PROBLEM TO SOLVE:
Please work out how many lines below contain the word "farm", and reply with only that number.

--- START ---

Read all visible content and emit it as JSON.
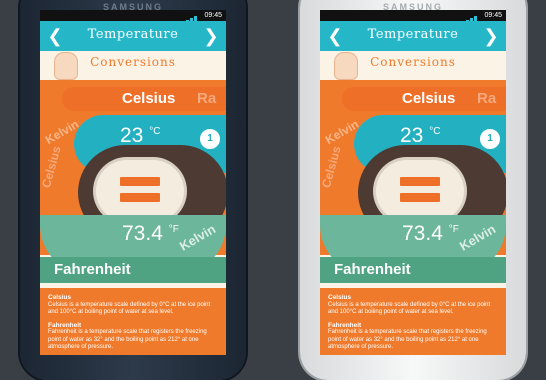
{
  "phones": [
    {
      "brand": "SAMSUNG",
      "time": "09:45",
      "header": {
        "title": "Temperature"
      },
      "subtitle": "Conversions",
      "top_unit": "Celsius",
      "top_ghost": "Ra",
      "kelvin_top": "Kelvin",
      "celsius_value": "23",
      "celsius_unit": "°C",
      "badge": "1",
      "fahrenheit_value": "73.4",
      "fahrenheit_unit": "°F",
      "kelvin_bottom": "Kelvin",
      "celsius_side": "Celsius",
      "bottom_unit": "Fahrenheit",
      "info": [
        {
          "title": "Celsius",
          "text": "Celsius is a temperature scale defined by 0°C at the ice point and 100°C at boiling point of water at sea level."
        },
        {
          "title": "Fahrenheit",
          "text": "Fahrenheit is a temperature scale that registers the freezing point of water as 32° and the boiling point as 212° at one atmosphere of pressure."
        }
      ]
    },
    {
      "brand": "SAMSUNG",
      "time": "09:45",
      "header": {
        "title": "Temperature"
      },
      "subtitle": "Conversions",
      "top_unit": "Celsius",
      "top_ghost": "Ra",
      "kelvin_top": "Kelvin",
      "celsius_value": "23",
      "celsius_unit": "°C",
      "badge": "1",
      "fahrenheit_value": "73.4",
      "fahrenheit_unit": "°F",
      "kelvin_bottom": "Kelvin",
      "celsius_side": "Celsius",
      "bottom_unit": "Fahrenheit",
      "info": [
        {
          "title": "Celsius",
          "text": "Celsius is a temperature scale defined by 0°C at the ice point and 100°C at boiling point of water at sea level."
        },
        {
          "title": "Fahrenheit",
          "text": "Fahrenheit is a temperature scale that registers the freezing point of water as 32° and the boiling point as 212° at one atmosphere of pressure."
        }
      ]
    }
  ],
  "colors": {
    "teal": "#25b6c8",
    "orange": "#f07a2b",
    "brown": "#4d3a33",
    "green": "#6cb69c"
  }
}
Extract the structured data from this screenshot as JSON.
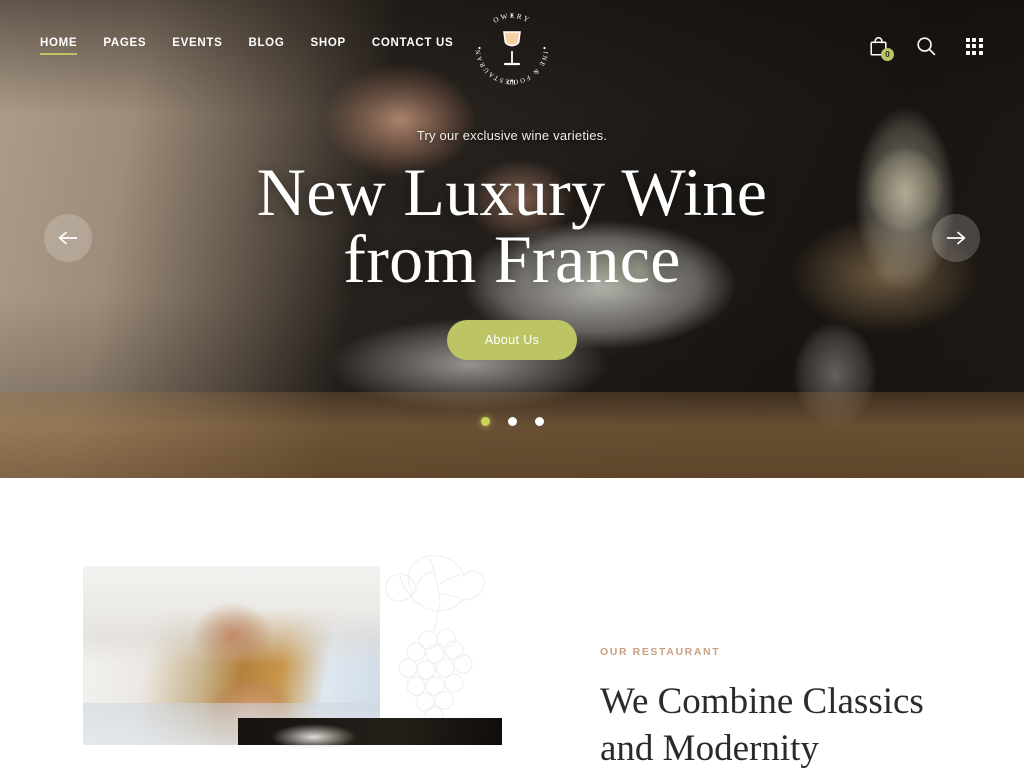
{
  "brand": {
    "logo_top_text": "OWERY",
    "logo_right_text": "WINE & FOOD",
    "logo_left_text": "RESTAURANT",
    "logo_icon": "wine-glass-icon",
    "accent_olive": "#bcc464",
    "accent_tan": "#cb9f84"
  },
  "header": {
    "nav": [
      {
        "label": "HOME",
        "active": true
      },
      {
        "label": "PAGES",
        "active": false
      },
      {
        "label": "EVENTS",
        "active": false
      },
      {
        "label": "BLOG",
        "active": false
      },
      {
        "label": "SHOP",
        "active": false
      },
      {
        "label": "CONTACT US",
        "active": false
      }
    ],
    "actions": {
      "cart_icon": "shopping-bag-icon",
      "cart_count": "0",
      "search_icon": "search-icon",
      "grid_icon": "grid-menu-icon"
    }
  },
  "hero": {
    "subtitle": "Try our exclusive wine varieties.",
    "title_line1": "New Luxury Wine",
    "title_line2": "from France",
    "button_label": "About Us",
    "prev_label": "←",
    "next_label": "→",
    "slides": [
      {
        "index": "1",
        "active": true
      },
      {
        "index": "2",
        "active": false
      },
      {
        "index": "3",
        "active": false
      }
    ]
  },
  "about": {
    "eyebrow": "OUR RESTAURANT",
    "heading_line1": "We Combine Classics",
    "heading_line2": "and Modernity",
    "image_alt": "chef-plating-food-photo",
    "watermark_alt": "grape-cluster-illustration"
  }
}
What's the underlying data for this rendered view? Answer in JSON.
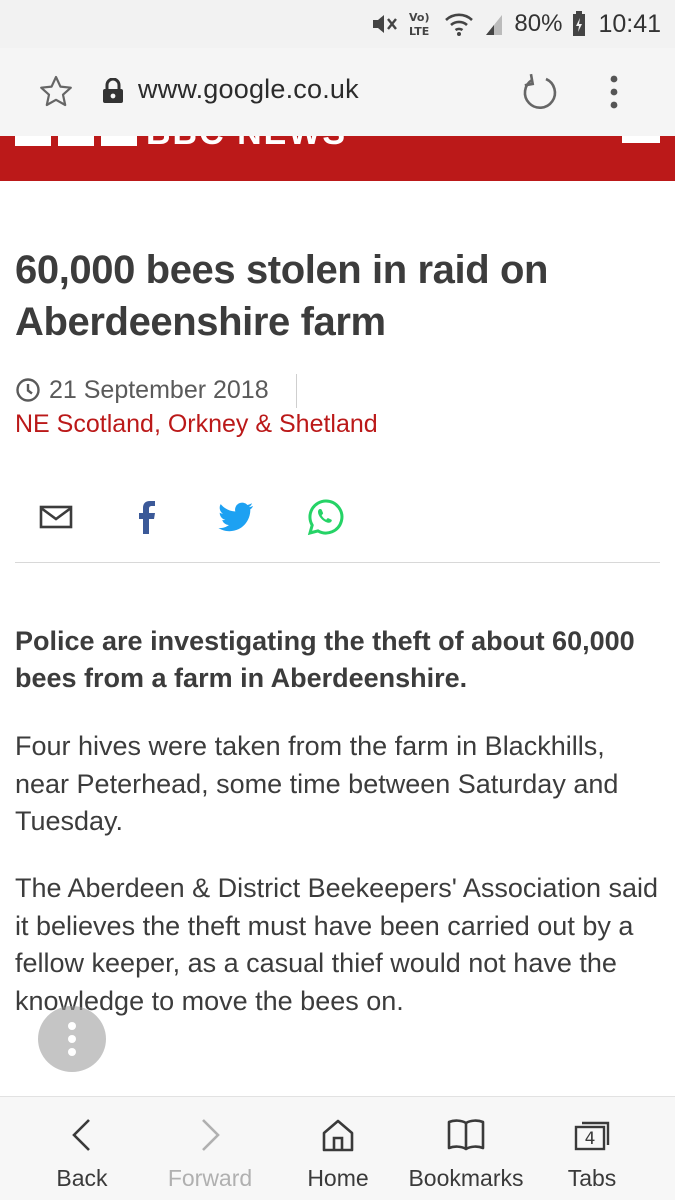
{
  "status_bar": {
    "battery": "80%",
    "time": "10:41",
    "icons": [
      "mute-icon",
      "volte-icon",
      "wifi-icon",
      "signal-icon",
      "battery-icon"
    ]
  },
  "url_bar": {
    "url": "www.google.co.uk",
    "icons": [
      "star-icon",
      "lock-icon",
      "reload-icon",
      "more-icon"
    ]
  },
  "site": {
    "brand": "BBC NEWS",
    "brand_color": "#bb1919"
  },
  "article": {
    "headline": "60,000 bees stolen in raid on Aberdeenshire farm",
    "date": "21 September 2018",
    "section": "NE Scotland, Orkney & Shetland",
    "share": [
      "email-icon",
      "facebook-icon",
      "twitter-icon",
      "whatsapp-icon"
    ],
    "intro": "Police are investigating the theft of about 60,000 bees from a farm in Aberdeenshire.",
    "paragraphs": [
      "Four hives were taken from the farm in Blackhills, near Peterhead, some time between Saturday and Tuesday.",
      "The Aberdeen & District Beekeepers' Association said it believes the theft must have been carried out by a fellow keeper, as a casual thief would not have the knowledge to move the bees on."
    ]
  },
  "bottom_nav": {
    "back": "Back",
    "forward": "Forward",
    "home": "Home",
    "bookmarks": "Bookmarks",
    "tabs": "Tabs",
    "tab_count": "4"
  },
  "colors": {
    "twitter": "#1da1f2",
    "facebook": "#3b5998",
    "whatsapp": "#25d366",
    "section_link": "#bb1919"
  }
}
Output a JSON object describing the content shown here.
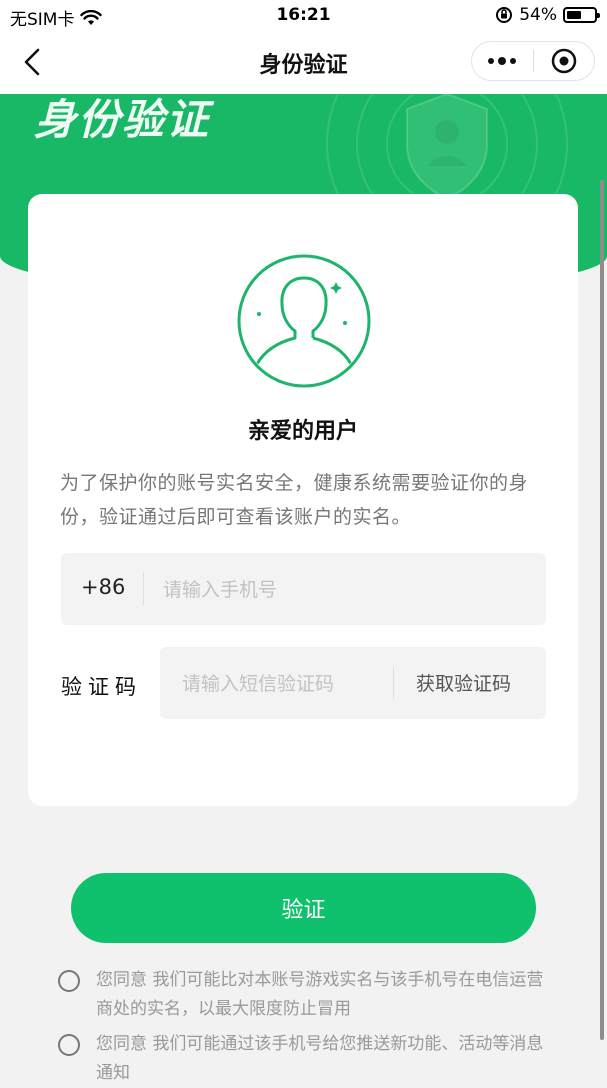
{
  "status_bar": {
    "carrier": "无SIM卡",
    "time": "16:21",
    "battery_percent": "54%",
    "battery_level": 0.54
  },
  "nav": {
    "title": "身份验证",
    "back_icon": "chevron-left-icon",
    "more_icon": "more-dots-icon",
    "close_icon": "target-circle-icon"
  },
  "banner": {
    "title": "身份验证"
  },
  "card": {
    "greeting": "亲爱的用户",
    "description": "为了保护你的账号实名安全，健康系统需要验证你的身份，验证通过后即可查看该账户的实名。",
    "phone": {
      "country_code": "+86",
      "placeholder": "请输入手机号"
    },
    "code": {
      "label": "验证码",
      "placeholder": "请输入短信验证码",
      "get_code_label": "获取验证码"
    }
  },
  "verify_button": "验证",
  "agreements": [
    {
      "text": "您同意 我们可能比对本账号游戏实名与该手机号在电信运营商处的实名，以最大限度防止冒用",
      "checked": false
    },
    {
      "text": "您同意 我们可能通过该手机号给您推送新功能、活动等消息通知",
      "checked": false
    }
  ],
  "colors": {
    "brand_green": "#19b866",
    "button_green": "#0fc16c"
  }
}
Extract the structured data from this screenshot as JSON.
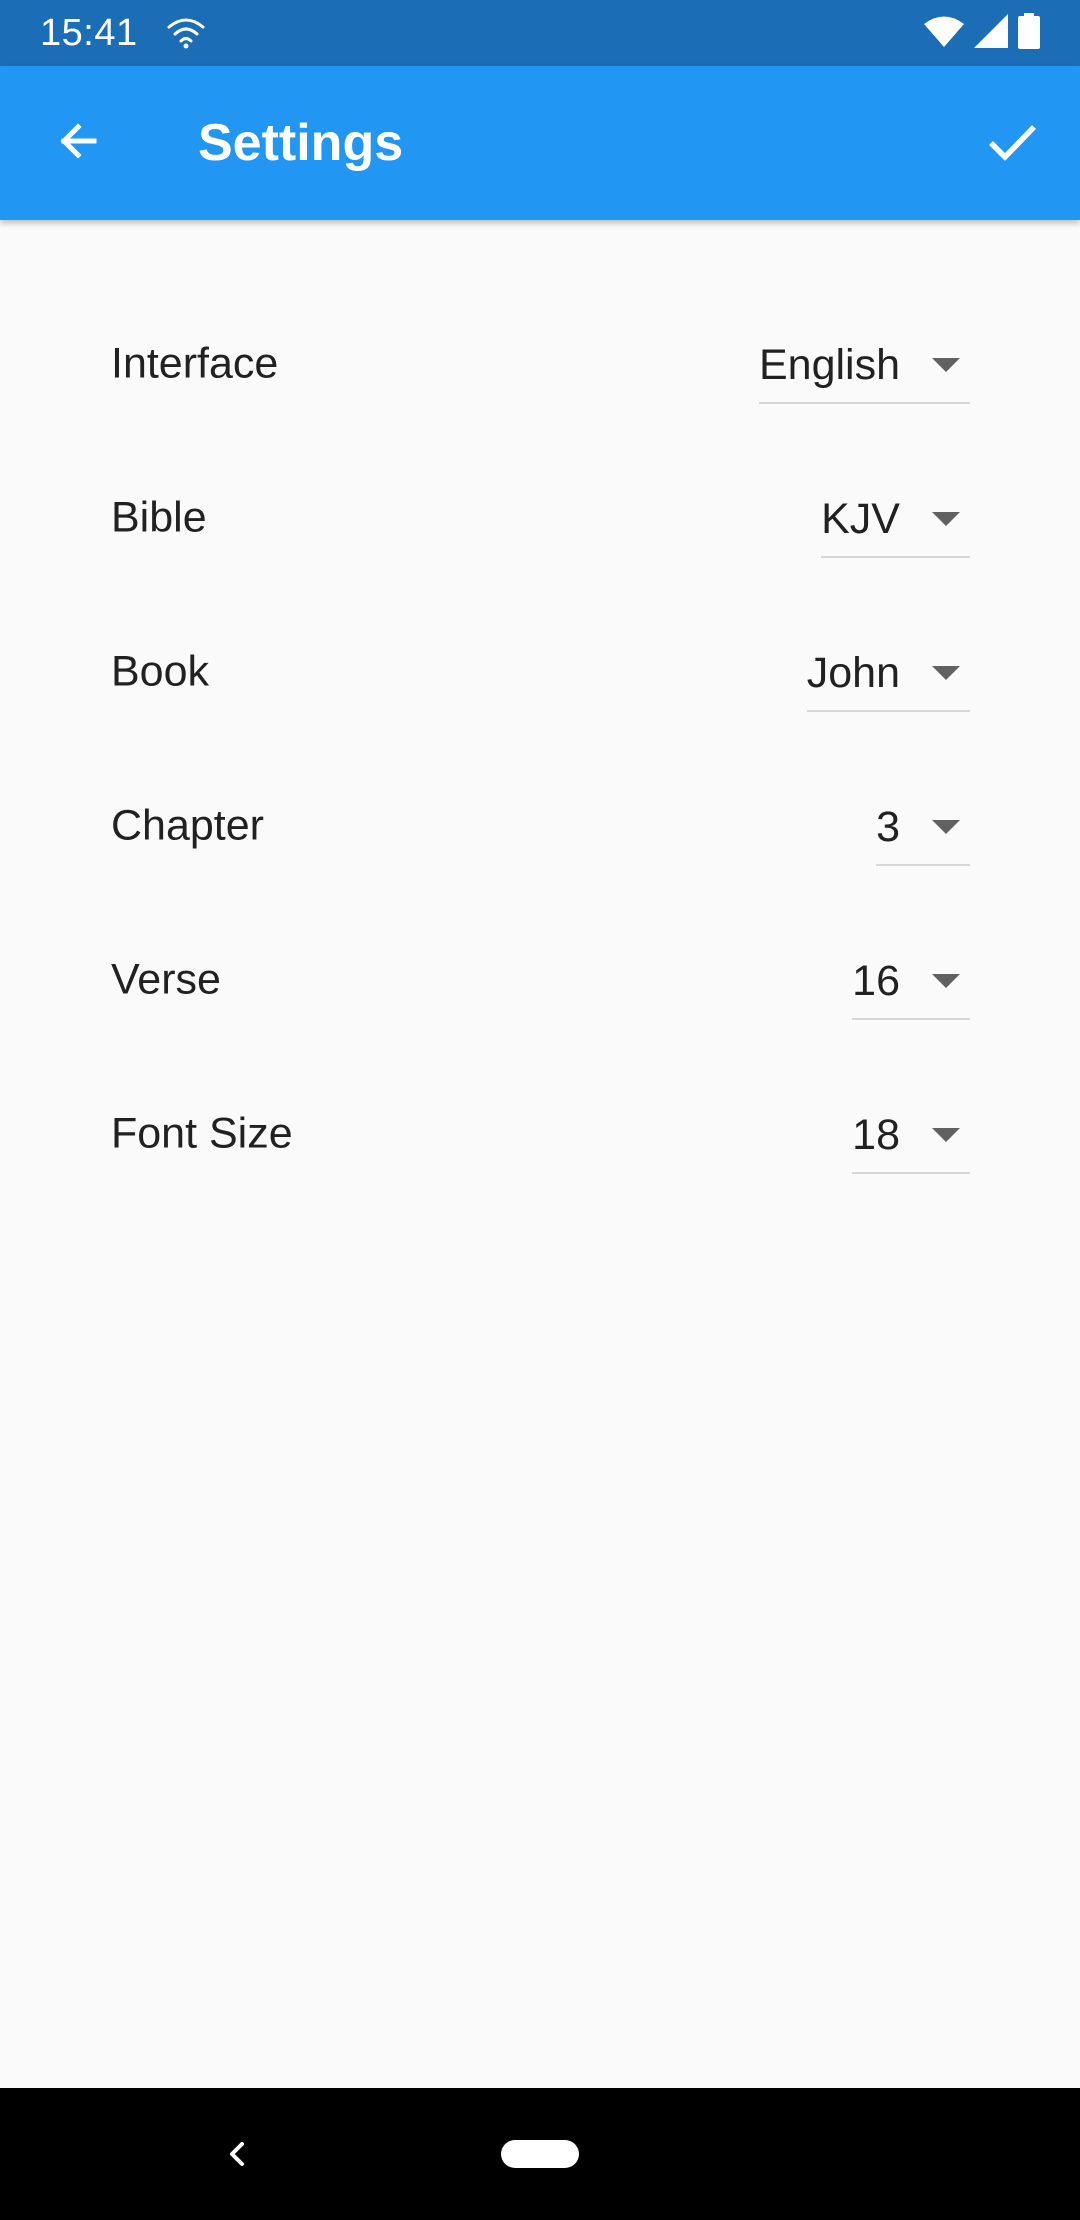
{
  "status_bar": {
    "time": "15:41",
    "icons": [
      "wifi-outline-icon",
      "wifi-icon",
      "signal-icon",
      "battery-icon"
    ]
  },
  "app_bar": {
    "title": "Settings",
    "back_icon": "arrow-left-icon",
    "confirm_icon": "check-icon",
    "color": "#2196F3"
  },
  "settings": [
    {
      "label": "Interface",
      "value": "English"
    },
    {
      "label": "Bible",
      "value": "KJV"
    },
    {
      "label": "Book",
      "value": "John"
    },
    {
      "label": "Chapter",
      "value": "3"
    },
    {
      "label": "Verse",
      "value": "16"
    },
    {
      "label": "Font Size",
      "value": "18"
    }
  ],
  "nav_bar": {
    "icons": [
      "nav-back-icon",
      "nav-home-pill"
    ]
  }
}
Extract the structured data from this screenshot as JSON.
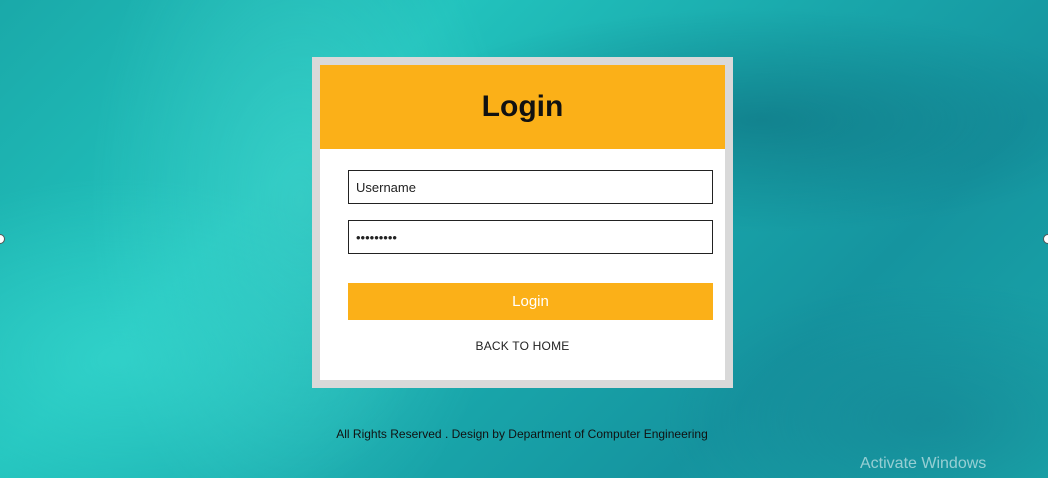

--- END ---

EXPECTED ANSWER:
3